Steven Vogel of the University of California, Berkeley points out, for example, that Japan has seen big changes in corporate governance, with revisions to the commercial code, financial sector reforms, accounting system changes, and labor market reforms.

Ulrike Schaede, Professor of Japanese Business at the University of California, San Diego, emphasizes that many major corporations in Japan have shifted strategies to focus on higher profit high-tech components, such as circuit boards, laser heads, and advanced adhesives, rather than lower-profit but more visible consumer products, such as flat panel displays and DVD players.

Stanford University researcher Bob Eberhart points to the growing role of innovative start-up firms in Japan’s overall economy.

But Richard Katz of the Oriental Economist argues that, while very important, the changes thus far in corporate governance and corporate strategies have yet to reach the critical mass required to boost productivity in Japan.

The bulk of Japan’s corporate sector consists of small, domestic-oriented firms that lag woefully behind global productivity standards. And without a productivity boom, Japan will have an increasingly difficult time paying for the care of its rapidly aging population. Net national debt, already in the range of 100 percent of GDP, will increasingly be a drag on economic growth.

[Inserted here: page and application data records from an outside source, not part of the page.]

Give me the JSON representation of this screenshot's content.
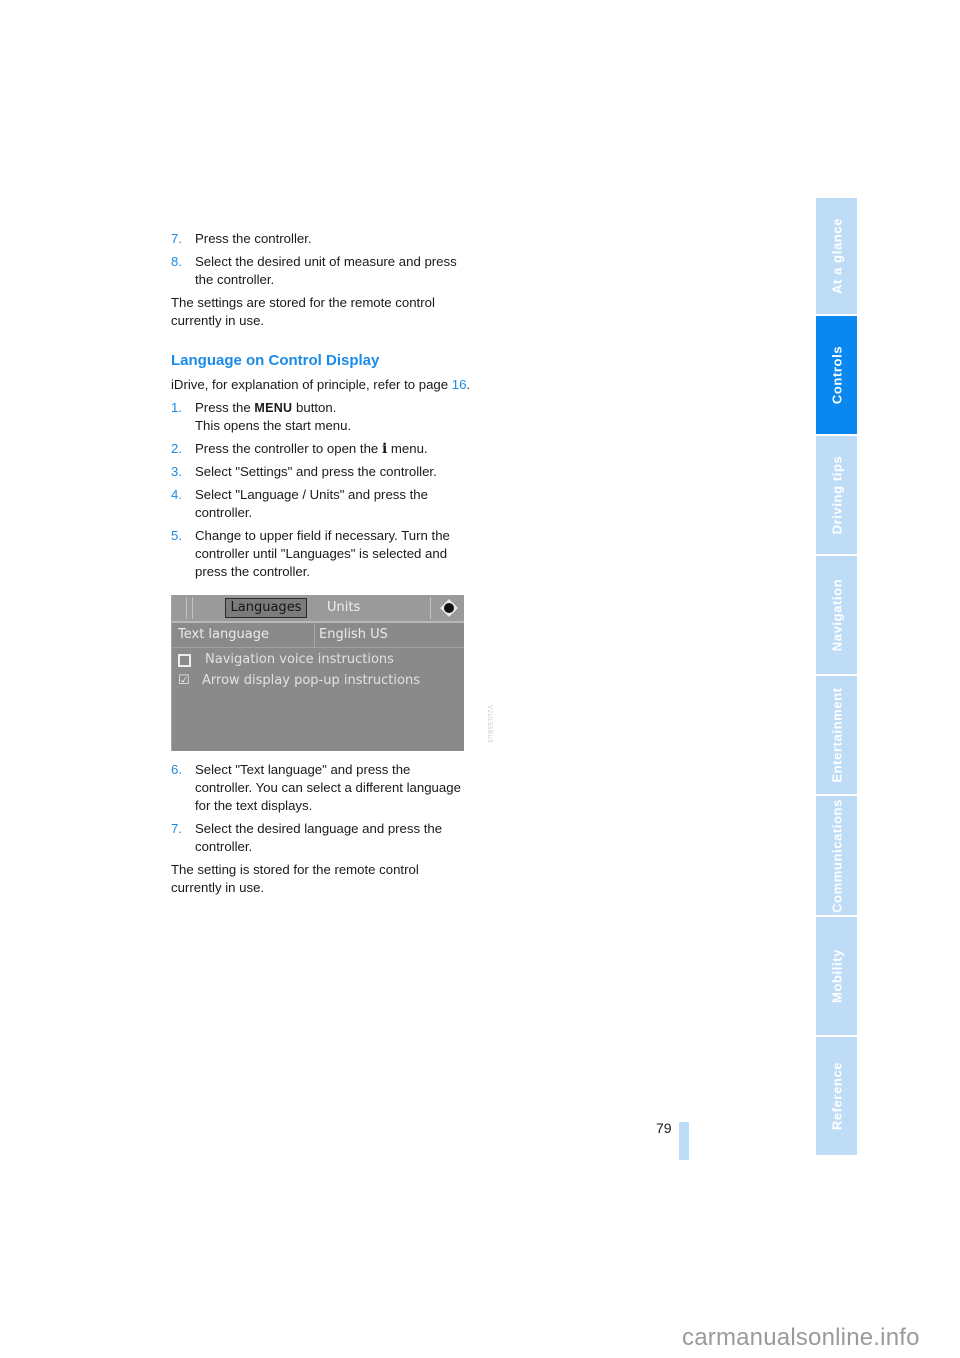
{
  "content": {
    "steps_top": [
      {
        "num": "7.",
        "text": "Press the controller."
      },
      {
        "num": "8.",
        "text": "Select the desired unit of measure and press the controller."
      }
    ],
    "para_top": "The settings are stored for the remote control currently in use.",
    "heading": "Language on Control Display",
    "intro_text": "iDrive, for explanation of principle, refer to page ",
    "intro_link": "16",
    "intro_end": ".",
    "steps_main": {
      "s1": {
        "num": "1.",
        "pre": "Press the ",
        "menu_word": "MENU",
        "post": " button.",
        "line2": "This opens the start menu."
      },
      "s2": {
        "num": "2.",
        "pre": "Press the controller to open the ",
        "glyph": "i",
        "post": " menu."
      },
      "s3": {
        "num": "3.",
        "text": "Select \"Settings\" and press the controller."
      },
      "s4": {
        "num": "4.",
        "text": "Select \"Language / Units\" and press the controller."
      },
      "s5": {
        "num": "5.",
        "text": "Change to upper field if necessary. Turn the controller until \"Languages\" is selected and press the controller."
      }
    },
    "screen": {
      "tab_active": "Languages",
      "tab_inactive": "Units",
      "nav_icon": "controller-icon",
      "text_language_label": "Text language",
      "text_language_value": "English US",
      "options": [
        {
          "icon": "checkbox-unchecked-icon",
          "label": "Navigation voice instructions",
          "checked": false
        },
        {
          "icon": "checkbox-checked-icon",
          "label": "Arrow display pop-up instructions",
          "checked": true
        }
      ],
      "image_code": "V2UL55BU3"
    },
    "steps_bottom": [
      {
        "num": "6.",
        "text": "Select \"Text language\" and press the controller. You can select a different language for the text displays."
      },
      {
        "num": "7.",
        "text": "Select the desired language and press the controller."
      }
    ],
    "para_bottom": "The setting is stored for the remote control currently in use."
  },
  "sidebar": {
    "tabs": [
      {
        "label": "At a glance",
        "active": false
      },
      {
        "label": "Controls",
        "active": true
      },
      {
        "label": "Driving tips",
        "active": false
      },
      {
        "label": "Navigation",
        "active": false
      },
      {
        "label": "Entertainment",
        "active": false
      },
      {
        "label": "Communications",
        "active": false
      },
      {
        "label": "Mobility",
        "active": false
      },
      {
        "label": "Reference",
        "active": false
      }
    ]
  },
  "page_number": "79",
  "watermark": "carmanualsonline.info",
  "colors": {
    "accent": "#1a8be8",
    "tab_active": "#0a88f0",
    "tab_inactive": "#bfdcf7"
  }
}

Meanwhile, conditions throughout Japan’s rural communities, which are still over-represented in the Diet, continue to deteriorate. Politically-influential farmers receive expensive subsidies from Tokyo, and resist plot consolidation and other measures to improve efficiency. Young people have fled farms in droves, leaving behind a wealthy but vulnerable population of senior citizens. It’s little talked-about, but the elderly were hit disproportionately hard by the March 11 tsunami.

Youth arriving in the cities find that tough economic times―especially the prevalence of ‘temporary’ jobs with lower wages and fewer benefits―make marriage, not to mention child-rearing, a difficult proposition. The aging of the population worsens.

The DPJ, largely free of the ties to special interests that have immobilized the LDP, was supposed break through this political log jam. And the DPJ has often promoted a genuine reform agenda. But to cobble together a majority of Lower House Diet seats, which it won in 2009, the DPJ wound up over-promising economic assistance to various constituencies, especially farmers, thereby undercutting its own strategy for economic change.

Prime Minister Kan is promoting a forward-looking agenda, which he labels “The Third Opening of Japan,” involving participation in regional trade talks known as the Trans-Pacific Partnership (TPP), rural revitalization to include agriculture reform, and a long-term plan to stabilize the country’s retirement and fiscal systems. But Kan finds himself strongly opposed by a big portion of his own party.

All of these problems come together when reconstruction of Tohoku is considered. Many of the small fishing and farming villages wiped away by the tsunami may never be rebuilt, begging the question of whether political leaders in Tokyo will champion genuine rural revitalization.

More broadly, the Fukushima nuclear crisis brought on by the tsunami has raised a big question mark over Japan’s national energy strategy, and plans to curb global warming. Both were to rely heavily on expanded use of nuclear power. Japan is in no position to abandon nuclear power, but nothing short of bold leadership will make possible the construction of additional plants.

As things stand now, it is possible that the Great Eastern Earthquake will catalyze desperately-needed political reforms. For the past 50 years, Japan has had no experience with effective competitive politics, in which battling parties recognize when it’s time to govern. Since coming to power, the DPJ has been busy fighting its own demons, while the LDP has been little more than obstructionist. Smart people in both camps know the problem, and may be able to leverage the current crisis to accelerate progress toward a dynamic two-party system. Still, it is also possible that a lack of reform will work to inhibit effective reconstruction.

Meanwhile, Japanese voters want to hear an inspirational narrative of national renewal. They may hear it soon, but they haven’t yet.